Check the weather, check the tide, check the swell!
Great rock climbing exists on seacliffs near Charleston, on the West Coast between Greymouth and Westport. The cliffs are up to 40 metres high and consist of gneiss, a metamorphised granite. The quality is generally good. A great variety of climbing is found: delicate face climbs, crack climbs, chimneys, corners and overhangs. The holds are usually large and the harder climbs are steep. Friction is excellent. Most are easy to middle grade, with only few hard routes. Many fantastic lines await ascents. Most climbs are walk on and walk off.
The West Coast has a reputation for rain, but often it is enjoying a glorious fine spell when it’s raining in Canterbury. Climbing is very pleasant throughout the year.
Routes are described from north to south, and left to right facing the cliffs. Access is walk-on, with wave-cut platforms at the base of the cliffs. Be wary of waves breaking over the platform, and keep clear of surge holes. Cover up against sandflies.
Generally the rock is sound – often perfect – but care needs to be taken with occasional loose blocks and flakes, particularly on first ascents. Bring a good rack with CDs, hexes, wedges, and so on. Climb it as you see it.
We apologise to any first ascentionists not credited. There is a strong local convention of on-sight leading of new routes: “These cliffs suit the adventurous, and not so much the tricksters.” So let's try for that ideal, and report first ascent methods precisely. Some new routes will need bolts though, and these should be placed in the best positions from a top rope. Bolts, hangers and inserts must be of stainless steel only, because of the high corrosion rate.
Early use was made of the cliffs by Buller High School under the watchful eye of Paul Caffyn. Since then, more than 170 routes have been led. Key figures in the development of the cliffs include Paul Wopereis, Ronan Grew, and Rick Harding. Visitors such as Louise Shepherd and Dave Fearnley have added some hard lines.
More recently Nick Cradock and friends have been adding more modern routes into the area.
Charleston used to be a goldrush boomtown. In 1868 several thousand diggers were in residence, serviced by 60 hotels. It’s a little quieter now.
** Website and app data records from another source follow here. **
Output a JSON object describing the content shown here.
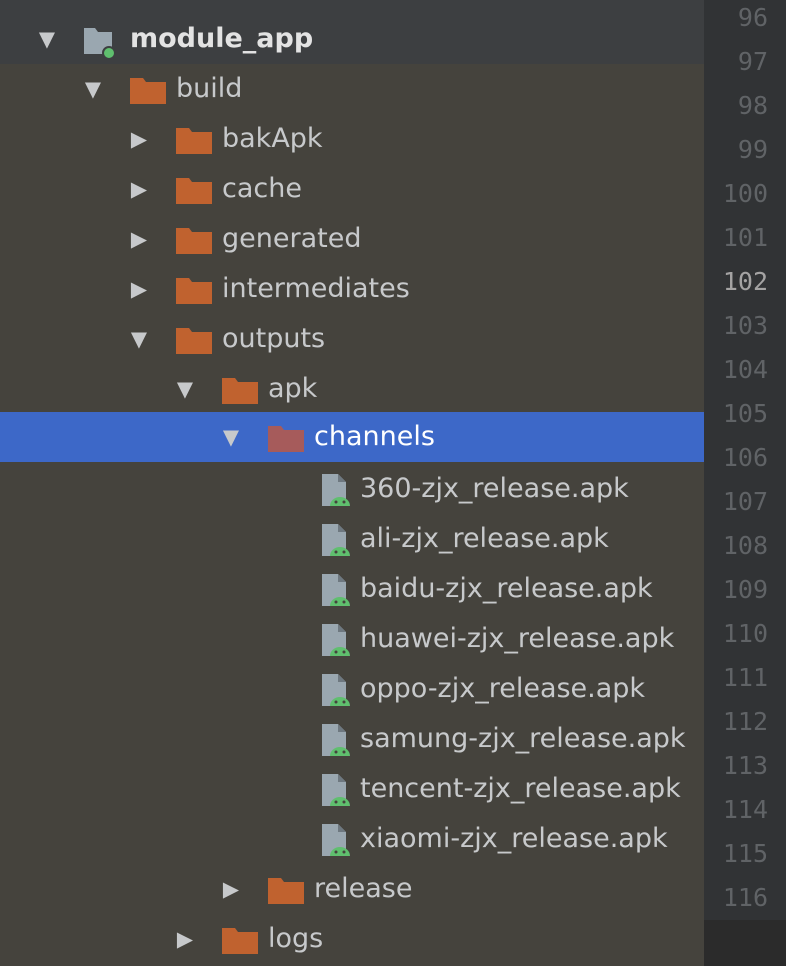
{
  "tree": {
    "rows": [
      {
        "label": "module_app",
        "expanded": true,
        "icon": "module-icon"
      },
      {
        "label": "build",
        "expanded": true,
        "icon": "folder-icon"
      },
      {
        "label": "bakApk",
        "expanded": false,
        "icon": "folder-icon"
      },
      {
        "label": "cache",
        "expanded": false,
        "icon": "folder-icon"
      },
      {
        "label": "generated",
        "expanded": false,
        "icon": "folder-icon"
      },
      {
        "label": "intermediates",
        "expanded": false,
        "icon": "folder-icon"
      },
      {
        "label": "outputs",
        "expanded": true,
        "icon": "folder-icon"
      },
      {
        "label": "apk",
        "expanded": true,
        "icon": "folder-icon"
      },
      {
        "label": "channels",
        "expanded": true,
        "icon": "folder-icon",
        "selected": true
      },
      {
        "label": "360-zjx_release.apk",
        "icon": "android-apk-icon"
      },
      {
        "label": "ali-zjx_release.apk",
        "icon": "android-apk-icon"
      },
      {
        "label": "baidu-zjx_release.apk",
        "icon": "android-apk-icon"
      },
      {
        "label": "huawei-zjx_release.apk",
        "icon": "android-apk-icon"
      },
      {
        "label": "oppo-zjx_release.apk",
        "icon": "android-apk-icon"
      },
      {
        "label": "samung-zjx_release.apk",
        "icon": "android-apk-icon"
      },
      {
        "label": "tencent-zjx_release.apk",
        "icon": "android-apk-icon"
      },
      {
        "label": "xiaomi-zjx_release.apk",
        "icon": "android-apk-icon"
      },
      {
        "label": "release",
        "expanded": false,
        "icon": "folder-icon"
      },
      {
        "label": "logs",
        "expanded": false,
        "icon": "folder-icon"
      }
    ]
  },
  "gutter": {
    "lines": [
      "96",
      "97",
      "98",
      "99",
      "100",
      "101",
      "102",
      "103",
      "104",
      "105",
      "106",
      "107",
      "108",
      "109",
      "110",
      "111",
      "112",
      "113",
      "114",
      "115",
      "116"
    ],
    "current_line": "102"
  },
  "colors": {
    "tree_background": "#45433d",
    "selection": "#3d68c8",
    "folder": "#c0622f",
    "selected_folder": "#a65b5b",
    "android_green": "#5fbf6e",
    "gutter_background": "#313335"
  }
}
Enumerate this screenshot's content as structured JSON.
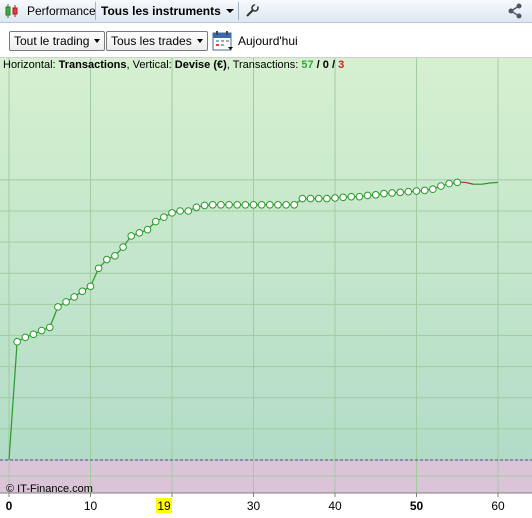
{
  "toolbar": {
    "performance_label": "Performance",
    "instruments_label": "Tous les instruments",
    "icons": [
      "candlestick-icon",
      "chevron-down-icon",
      "wrench-icon",
      "share-icon"
    ]
  },
  "filters": {
    "trading_label": "Tout le trading",
    "trades_label": "Tous les trades",
    "today_label": "Aujourd'hui"
  },
  "info": {
    "prefix": "Horizontal: ",
    "horizontal": "Transactions",
    "mid": ", Vertical: ",
    "vertical": "Devise (€)",
    "trans_prefix": ", Transactions: ",
    "wins": "57",
    "slash1": " / ",
    "even": "0",
    "slash2": " / ",
    "losses": "3"
  },
  "copyright": "© IT-Finance.com",
  "highlight_label": "19",
  "colors": {
    "positive_bg_top": "#d6f0d0",
    "positive_bg_bottom": "#b2dcc8",
    "negative_bg": "#dcc4d8",
    "grid": "#a0cca0",
    "line_win": "#2a9a2a",
    "line_loss": "#c03030",
    "zero_line": "#4a4aa0",
    "highlight": "#ffff00"
  },
  "chart_data": {
    "type": "line",
    "x_ticks": [
      0,
      10,
      20,
      30,
      40,
      50,
      60
    ],
    "x_tick_labels": [
      "0",
      "10",
      "",
      "30",
      "40",
      "50",
      "60"
    ],
    "bold_tick_labels": [
      "0",
      "50"
    ],
    "xlim": [
      -1,
      64
    ],
    "grid": true,
    "x": [
      0,
      1,
      2,
      3,
      4,
      5,
      6,
      7,
      8,
      9,
      10,
      11,
      12,
      13,
      14,
      15,
      16,
      17,
      18,
      19,
      20,
      21,
      22,
      23,
      24,
      25,
      26,
      27,
      28,
      29,
      30,
      31,
      32,
      33,
      34,
      35,
      36,
      37,
      38,
      39,
      40,
      41,
      42,
      43,
      44,
      45,
      46,
      47,
      48,
      49,
      50,
      51,
      52,
      53,
      54,
      55,
      56,
      57,
      58,
      59,
      60
    ],
    "y": [
      0,
      190,
      197,
      202,
      208,
      213,
      246,
      254,
      262,
      271,
      279,
      308,
      322,
      328,
      342,
      360,
      365,
      370,
      383,
      390,
      397,
      400,
      400,
      406,
      409,
      410,
      410,
      410,
      410,
      410,
      410,
      410,
      410,
      410,
      410,
      410,
      420,
      420,
      420,
      420,
      421,
      422,
      423,
      423,
      425,
      426,
      428,
      429,
      430,
      431,
      432,
      433,
      435,
      440,
      444,
      446,
      446,
      443,
      443,
      445,
      446
    ],
    "markers_until_index": 55,
    "loss_segments": [
      [
        55,
        57
      ]
    ],
    "ylim": [
      -40,
      480
    ]
  }
}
Please be responsible and clean campers and use the campground or motel. Camping at Constant Bay is no longer permitted.